Like a bug in the bottom of a big bathtub, we're parked in the middle of this gray-green sagebrush desert. All around rise rather majestic, horizontally stratified, red-rock mesas and ridges. We're about sixty miles north of the Grand Canyon and I want to explain why we'll not be visiting there.
Many times in my life I've fantasized about descending through the various life-zones and geological outcroppings of the Grand Canyon. But during recent weeks gradually this pleasing anticipation has been usurped by a feeling not unlike dread. In short, I don't want to be around the hoards of tourists, overwintering Northerners and college kids on spring break I know to be there.
During this trip maybe my greatest surprise has been seeing the large number of this kind of American ranging all through the desert region. I'd expected them in the Rio Grande Valley at Amistad and the trailer parks clustered around Tucson and El Paso, and all through southern California. But one day at noon on Arizona Highway 86 passing through the Papago Indian Reservation's Quijotoa Mountains, in a place that earlier I'd visualized as being "all my own," two out of three vehicles on the very busy road were big RV's. Sometimes crawling up a hill there'd be five or more in a line, all with northern license plates.
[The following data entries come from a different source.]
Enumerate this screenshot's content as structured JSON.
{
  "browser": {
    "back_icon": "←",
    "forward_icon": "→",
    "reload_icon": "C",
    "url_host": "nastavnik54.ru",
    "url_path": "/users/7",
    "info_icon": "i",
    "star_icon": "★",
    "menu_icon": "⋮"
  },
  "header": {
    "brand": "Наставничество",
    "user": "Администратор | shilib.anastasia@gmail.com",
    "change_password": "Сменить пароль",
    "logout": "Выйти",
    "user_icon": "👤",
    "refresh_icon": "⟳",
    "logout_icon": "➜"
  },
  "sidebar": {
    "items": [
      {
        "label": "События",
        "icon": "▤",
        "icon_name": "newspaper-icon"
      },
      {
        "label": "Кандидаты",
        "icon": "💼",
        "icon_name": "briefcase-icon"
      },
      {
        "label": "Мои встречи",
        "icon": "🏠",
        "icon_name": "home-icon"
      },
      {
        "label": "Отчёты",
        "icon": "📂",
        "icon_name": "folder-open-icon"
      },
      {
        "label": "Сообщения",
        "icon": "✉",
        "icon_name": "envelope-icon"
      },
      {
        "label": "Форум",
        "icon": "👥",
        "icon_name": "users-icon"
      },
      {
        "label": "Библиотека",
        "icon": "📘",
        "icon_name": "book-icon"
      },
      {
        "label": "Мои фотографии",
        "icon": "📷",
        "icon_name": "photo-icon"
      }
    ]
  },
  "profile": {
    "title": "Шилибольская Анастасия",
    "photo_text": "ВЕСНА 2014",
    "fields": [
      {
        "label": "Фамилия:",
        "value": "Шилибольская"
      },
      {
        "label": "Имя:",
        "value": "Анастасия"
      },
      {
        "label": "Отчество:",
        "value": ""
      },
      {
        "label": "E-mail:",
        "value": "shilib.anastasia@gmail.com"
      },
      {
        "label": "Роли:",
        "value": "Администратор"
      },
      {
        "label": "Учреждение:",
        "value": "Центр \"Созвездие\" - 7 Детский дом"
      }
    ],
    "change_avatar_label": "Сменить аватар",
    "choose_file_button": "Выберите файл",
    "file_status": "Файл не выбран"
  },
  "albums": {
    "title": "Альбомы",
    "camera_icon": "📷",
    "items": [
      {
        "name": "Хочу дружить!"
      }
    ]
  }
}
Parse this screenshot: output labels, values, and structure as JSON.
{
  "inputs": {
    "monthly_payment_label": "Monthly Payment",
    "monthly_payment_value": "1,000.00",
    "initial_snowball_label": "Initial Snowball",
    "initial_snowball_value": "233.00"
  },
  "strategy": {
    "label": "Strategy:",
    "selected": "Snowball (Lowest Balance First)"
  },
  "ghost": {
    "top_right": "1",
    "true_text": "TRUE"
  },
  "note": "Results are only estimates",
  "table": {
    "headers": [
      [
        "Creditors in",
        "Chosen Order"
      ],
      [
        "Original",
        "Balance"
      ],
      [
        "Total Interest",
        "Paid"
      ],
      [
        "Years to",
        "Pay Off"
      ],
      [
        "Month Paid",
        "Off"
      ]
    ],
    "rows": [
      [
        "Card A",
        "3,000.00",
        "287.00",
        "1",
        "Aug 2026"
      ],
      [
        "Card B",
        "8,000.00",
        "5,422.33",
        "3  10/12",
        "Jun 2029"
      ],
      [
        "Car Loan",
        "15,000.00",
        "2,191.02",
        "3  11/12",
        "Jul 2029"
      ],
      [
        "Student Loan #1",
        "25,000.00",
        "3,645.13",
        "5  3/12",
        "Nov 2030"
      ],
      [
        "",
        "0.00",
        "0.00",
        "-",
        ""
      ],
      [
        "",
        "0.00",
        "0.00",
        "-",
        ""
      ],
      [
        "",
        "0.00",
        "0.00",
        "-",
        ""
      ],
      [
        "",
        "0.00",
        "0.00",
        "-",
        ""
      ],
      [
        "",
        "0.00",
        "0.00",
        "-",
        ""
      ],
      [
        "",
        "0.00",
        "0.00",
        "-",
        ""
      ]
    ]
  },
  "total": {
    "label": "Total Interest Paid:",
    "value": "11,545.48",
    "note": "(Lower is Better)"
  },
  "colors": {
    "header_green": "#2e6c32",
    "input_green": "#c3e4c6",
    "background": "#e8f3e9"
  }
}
Ajo, Arizona, which I'd expected to be a gloriously red-necked mining town was full of gray-haired folks wearing shorts and pointing home-video cameras at one another. In Beatty, Nevada, at 9:00 AM one weekday morning, I pulled into town to have a tire-hole plugged and got caught in a traffic jam of lumbering RV's all growling at one another at the town's main crossroad. And remember Death Valley...
Of course, I'm glad that these folks have enough chutzpah to go out and see the world. And almost every time I meet them individually they turn out to be pleasant, intelligent and interesting people. But the main impact of their presence in all the most interesting places is that they inflate prices, cause traffic jams, and spread across the region a certain glossiness and a deadening sameness.
Moreover, maybe the desert has molded me into a creature whom the tourists and snowbirds find a little too dusty-looking, sun-burned and windy-haired. On Easter Morning I visited the laundrymat in Kanab. It was the first time I'd sat inside a building since Christmas. I didn't sit long before realizing that those odors which so appeal to me at dusk in the desert, in the context of swept floors, shiny, plastic laundrymat chairs, and detergent-smelling air... aren't too fashionable.
It was very early and I had the laundry to myself, so I washed my hair in the clothes-rinsing basin. My shirt was one of those that shows wet spots. Then in walked a lady as I was pulling off my socks, which I'd forgotten to add to the laundry. Realizing what I must look like, I stood and greeted her, hoping that politeness would neutralize my wet-haired, splotchy look and the appearance of my bare, rusty feet. When I smiled my chapped lower lip cracked, instantly releasing a dribble of blood onto my chin. Automatically with the back of my hand I wiped the blood away, only to notice that my sunburned arm and hand were so dry that in places they'd turned white with flaking-off skin, giving me a piebald appearance. In my embarrassment I managed to smear blood over my glasses and to pull on a sock somehow mixed in with the laundry that was so holey that for the last year I've been wiping Henry's dipstick with it. The woman was not pleased to see me.
Somewhat wounded from my Easter Morning in Kanab, I have driven, as I said, into the middle of this gray-green sagebrush desert. In national parks I'm unable to build open fires so I haven't enjoyed my cornbread, scrambled eggs and tea for many days. The first thing upon arriving, then, was to build a fire. The smoke from sagebrush wood is wonderfully sweet, smelling like fine incense. Fresh from the laundrymat, I hung my wet bluejeans across sagebrush and my socks and underwear among juniper branches. An hour later, the sun and wind have dried them completely and the bluejeans smell of sagebrush and everything else smells cedary and pure.
The monotony here comes from wind and sun mingling quietly above the sagebrush, not look-alike RV's plodding down national park highways. Instead of being embarrassed by the land-stroked appearance of Henry and me, here this sunlight and wind empowers me with a general magnanimity toward all things.
I shall not visit the glorious Grand Canyon.